### Supplied information
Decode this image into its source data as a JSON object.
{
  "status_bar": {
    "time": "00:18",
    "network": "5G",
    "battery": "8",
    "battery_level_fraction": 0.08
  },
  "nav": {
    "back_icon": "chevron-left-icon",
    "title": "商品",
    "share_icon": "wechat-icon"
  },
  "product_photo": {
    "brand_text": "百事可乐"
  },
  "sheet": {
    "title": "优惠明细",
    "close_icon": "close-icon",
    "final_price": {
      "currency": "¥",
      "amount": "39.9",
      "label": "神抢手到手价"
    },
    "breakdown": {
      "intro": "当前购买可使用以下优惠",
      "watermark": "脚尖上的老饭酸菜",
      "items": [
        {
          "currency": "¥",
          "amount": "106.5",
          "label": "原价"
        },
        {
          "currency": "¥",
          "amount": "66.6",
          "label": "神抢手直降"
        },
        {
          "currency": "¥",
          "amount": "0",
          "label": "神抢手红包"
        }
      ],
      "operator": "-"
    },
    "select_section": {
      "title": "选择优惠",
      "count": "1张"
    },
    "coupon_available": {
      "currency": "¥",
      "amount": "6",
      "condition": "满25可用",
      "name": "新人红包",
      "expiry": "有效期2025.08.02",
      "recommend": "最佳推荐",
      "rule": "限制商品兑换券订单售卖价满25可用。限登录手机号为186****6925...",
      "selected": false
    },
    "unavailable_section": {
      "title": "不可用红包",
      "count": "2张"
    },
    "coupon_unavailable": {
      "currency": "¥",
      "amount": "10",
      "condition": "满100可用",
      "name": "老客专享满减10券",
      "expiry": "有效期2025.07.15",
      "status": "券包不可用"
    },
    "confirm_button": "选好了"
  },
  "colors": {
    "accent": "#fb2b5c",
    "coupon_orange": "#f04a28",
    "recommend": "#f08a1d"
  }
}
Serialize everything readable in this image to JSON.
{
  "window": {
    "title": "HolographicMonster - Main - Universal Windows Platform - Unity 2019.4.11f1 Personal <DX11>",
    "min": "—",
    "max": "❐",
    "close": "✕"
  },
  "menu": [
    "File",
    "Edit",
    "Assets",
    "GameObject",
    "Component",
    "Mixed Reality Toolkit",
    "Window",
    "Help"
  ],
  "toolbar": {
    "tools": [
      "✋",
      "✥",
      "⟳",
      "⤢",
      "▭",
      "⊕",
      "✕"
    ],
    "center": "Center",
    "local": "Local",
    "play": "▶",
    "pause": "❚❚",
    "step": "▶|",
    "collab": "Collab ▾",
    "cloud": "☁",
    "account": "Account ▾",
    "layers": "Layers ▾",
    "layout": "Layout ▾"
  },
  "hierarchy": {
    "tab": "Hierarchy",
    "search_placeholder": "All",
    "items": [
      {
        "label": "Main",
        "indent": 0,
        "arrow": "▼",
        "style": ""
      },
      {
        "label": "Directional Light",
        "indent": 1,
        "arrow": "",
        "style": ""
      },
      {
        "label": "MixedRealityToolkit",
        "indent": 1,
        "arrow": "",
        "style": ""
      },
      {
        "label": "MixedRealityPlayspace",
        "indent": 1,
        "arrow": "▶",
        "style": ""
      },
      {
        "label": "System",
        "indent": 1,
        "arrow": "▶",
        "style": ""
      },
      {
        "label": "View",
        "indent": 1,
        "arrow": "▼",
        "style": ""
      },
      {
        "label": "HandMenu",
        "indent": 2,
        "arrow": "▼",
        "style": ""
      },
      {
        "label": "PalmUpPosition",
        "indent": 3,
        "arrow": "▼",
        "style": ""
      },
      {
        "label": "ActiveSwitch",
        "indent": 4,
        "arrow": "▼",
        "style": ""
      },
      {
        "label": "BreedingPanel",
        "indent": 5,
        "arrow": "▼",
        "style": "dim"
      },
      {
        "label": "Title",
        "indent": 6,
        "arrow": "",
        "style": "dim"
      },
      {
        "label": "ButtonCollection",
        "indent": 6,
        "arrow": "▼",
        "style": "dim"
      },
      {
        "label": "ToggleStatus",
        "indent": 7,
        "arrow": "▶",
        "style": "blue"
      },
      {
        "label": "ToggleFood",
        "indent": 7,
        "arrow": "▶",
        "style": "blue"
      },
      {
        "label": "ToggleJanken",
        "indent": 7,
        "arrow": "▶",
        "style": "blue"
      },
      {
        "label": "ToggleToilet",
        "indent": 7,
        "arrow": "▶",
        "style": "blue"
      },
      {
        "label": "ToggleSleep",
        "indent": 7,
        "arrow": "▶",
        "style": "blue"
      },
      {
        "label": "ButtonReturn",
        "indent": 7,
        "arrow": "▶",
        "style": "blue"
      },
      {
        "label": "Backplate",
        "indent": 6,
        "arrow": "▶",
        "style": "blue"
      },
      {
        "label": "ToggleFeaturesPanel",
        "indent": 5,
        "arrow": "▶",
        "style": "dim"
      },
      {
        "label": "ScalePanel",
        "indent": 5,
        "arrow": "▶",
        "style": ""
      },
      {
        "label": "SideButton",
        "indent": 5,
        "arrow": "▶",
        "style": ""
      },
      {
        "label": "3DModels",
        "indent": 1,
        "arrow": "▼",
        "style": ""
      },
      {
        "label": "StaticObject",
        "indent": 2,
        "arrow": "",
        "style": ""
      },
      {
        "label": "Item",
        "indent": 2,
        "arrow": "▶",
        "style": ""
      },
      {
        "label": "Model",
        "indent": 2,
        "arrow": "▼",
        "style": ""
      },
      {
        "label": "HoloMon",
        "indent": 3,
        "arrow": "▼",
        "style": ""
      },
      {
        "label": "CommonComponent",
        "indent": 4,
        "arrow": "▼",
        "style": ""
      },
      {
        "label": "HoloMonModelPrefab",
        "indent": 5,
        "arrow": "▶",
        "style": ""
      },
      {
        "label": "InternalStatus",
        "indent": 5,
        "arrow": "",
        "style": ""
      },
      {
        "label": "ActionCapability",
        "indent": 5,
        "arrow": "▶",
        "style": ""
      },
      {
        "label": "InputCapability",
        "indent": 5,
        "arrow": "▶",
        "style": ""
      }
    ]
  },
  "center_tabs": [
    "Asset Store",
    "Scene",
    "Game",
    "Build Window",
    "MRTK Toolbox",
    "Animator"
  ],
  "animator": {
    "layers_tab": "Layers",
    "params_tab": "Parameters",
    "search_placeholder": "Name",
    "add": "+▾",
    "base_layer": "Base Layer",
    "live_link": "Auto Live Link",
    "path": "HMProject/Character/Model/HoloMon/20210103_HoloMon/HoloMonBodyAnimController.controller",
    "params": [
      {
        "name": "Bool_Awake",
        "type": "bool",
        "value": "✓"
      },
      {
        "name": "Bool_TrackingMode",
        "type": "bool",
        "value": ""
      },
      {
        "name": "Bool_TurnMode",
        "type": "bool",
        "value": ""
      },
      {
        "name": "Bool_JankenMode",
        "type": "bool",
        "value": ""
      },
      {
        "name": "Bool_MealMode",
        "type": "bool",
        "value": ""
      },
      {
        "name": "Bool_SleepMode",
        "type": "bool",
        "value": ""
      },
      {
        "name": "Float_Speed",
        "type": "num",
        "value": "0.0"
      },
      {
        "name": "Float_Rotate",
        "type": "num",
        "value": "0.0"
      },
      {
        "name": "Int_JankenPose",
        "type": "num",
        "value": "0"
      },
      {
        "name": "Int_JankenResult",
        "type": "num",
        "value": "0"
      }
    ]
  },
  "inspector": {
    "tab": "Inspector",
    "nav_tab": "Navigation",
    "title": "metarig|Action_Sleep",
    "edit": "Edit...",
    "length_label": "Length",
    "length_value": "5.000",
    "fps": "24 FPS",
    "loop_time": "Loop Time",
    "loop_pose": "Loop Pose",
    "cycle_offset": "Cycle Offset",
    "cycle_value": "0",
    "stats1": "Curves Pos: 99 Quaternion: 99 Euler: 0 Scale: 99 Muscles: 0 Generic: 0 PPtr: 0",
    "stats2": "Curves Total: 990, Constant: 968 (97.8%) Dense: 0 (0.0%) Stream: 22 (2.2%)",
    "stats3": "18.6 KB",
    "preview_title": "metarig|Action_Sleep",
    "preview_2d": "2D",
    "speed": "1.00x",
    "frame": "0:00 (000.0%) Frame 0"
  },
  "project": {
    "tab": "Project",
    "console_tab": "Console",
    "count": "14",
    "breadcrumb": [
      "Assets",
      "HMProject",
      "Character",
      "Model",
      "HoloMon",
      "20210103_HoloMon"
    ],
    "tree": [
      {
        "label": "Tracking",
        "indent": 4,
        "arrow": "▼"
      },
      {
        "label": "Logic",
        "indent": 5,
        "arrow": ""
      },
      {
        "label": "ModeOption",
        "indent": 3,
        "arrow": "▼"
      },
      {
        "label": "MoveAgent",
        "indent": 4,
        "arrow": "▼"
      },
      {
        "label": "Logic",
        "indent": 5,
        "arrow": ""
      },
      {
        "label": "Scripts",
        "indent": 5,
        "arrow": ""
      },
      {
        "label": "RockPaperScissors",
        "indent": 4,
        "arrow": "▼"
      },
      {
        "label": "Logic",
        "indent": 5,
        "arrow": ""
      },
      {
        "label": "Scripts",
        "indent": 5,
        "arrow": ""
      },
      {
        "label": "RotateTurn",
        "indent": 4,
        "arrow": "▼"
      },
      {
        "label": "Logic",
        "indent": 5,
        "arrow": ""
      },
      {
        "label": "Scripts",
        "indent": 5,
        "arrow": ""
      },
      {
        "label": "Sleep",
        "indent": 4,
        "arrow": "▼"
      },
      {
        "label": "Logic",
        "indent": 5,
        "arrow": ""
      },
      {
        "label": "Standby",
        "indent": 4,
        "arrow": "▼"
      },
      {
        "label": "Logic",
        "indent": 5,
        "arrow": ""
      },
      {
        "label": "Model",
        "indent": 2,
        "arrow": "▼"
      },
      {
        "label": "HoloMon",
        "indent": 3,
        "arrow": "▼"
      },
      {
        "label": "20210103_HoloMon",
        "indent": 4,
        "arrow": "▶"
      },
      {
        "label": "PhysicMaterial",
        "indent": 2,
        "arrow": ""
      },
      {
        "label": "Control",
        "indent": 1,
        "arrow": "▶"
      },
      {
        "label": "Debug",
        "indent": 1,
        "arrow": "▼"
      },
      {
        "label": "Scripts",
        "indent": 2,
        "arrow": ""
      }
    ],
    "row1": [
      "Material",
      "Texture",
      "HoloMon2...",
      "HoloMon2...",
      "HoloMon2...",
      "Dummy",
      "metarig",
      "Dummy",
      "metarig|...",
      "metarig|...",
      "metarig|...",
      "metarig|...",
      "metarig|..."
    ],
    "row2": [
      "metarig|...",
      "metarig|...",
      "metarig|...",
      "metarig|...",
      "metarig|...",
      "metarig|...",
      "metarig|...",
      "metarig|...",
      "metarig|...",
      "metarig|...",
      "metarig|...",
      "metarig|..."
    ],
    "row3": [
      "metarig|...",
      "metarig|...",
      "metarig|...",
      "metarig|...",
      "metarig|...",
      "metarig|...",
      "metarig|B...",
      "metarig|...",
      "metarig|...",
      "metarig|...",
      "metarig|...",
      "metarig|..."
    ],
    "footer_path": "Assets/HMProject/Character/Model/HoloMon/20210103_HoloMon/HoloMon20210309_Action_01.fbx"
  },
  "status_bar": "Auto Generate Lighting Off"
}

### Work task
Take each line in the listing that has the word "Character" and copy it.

### Solution
    "path": "HMProject/Character/Model/HoloMon/20210103_HoloMon/HoloMonBodyAnimController.controller",
      "Character",
    "footer_path": "Assets/HMProject/Character/Model/HoloMon/20210103_HoloMon/HoloMon20210309_Action_01.fbx"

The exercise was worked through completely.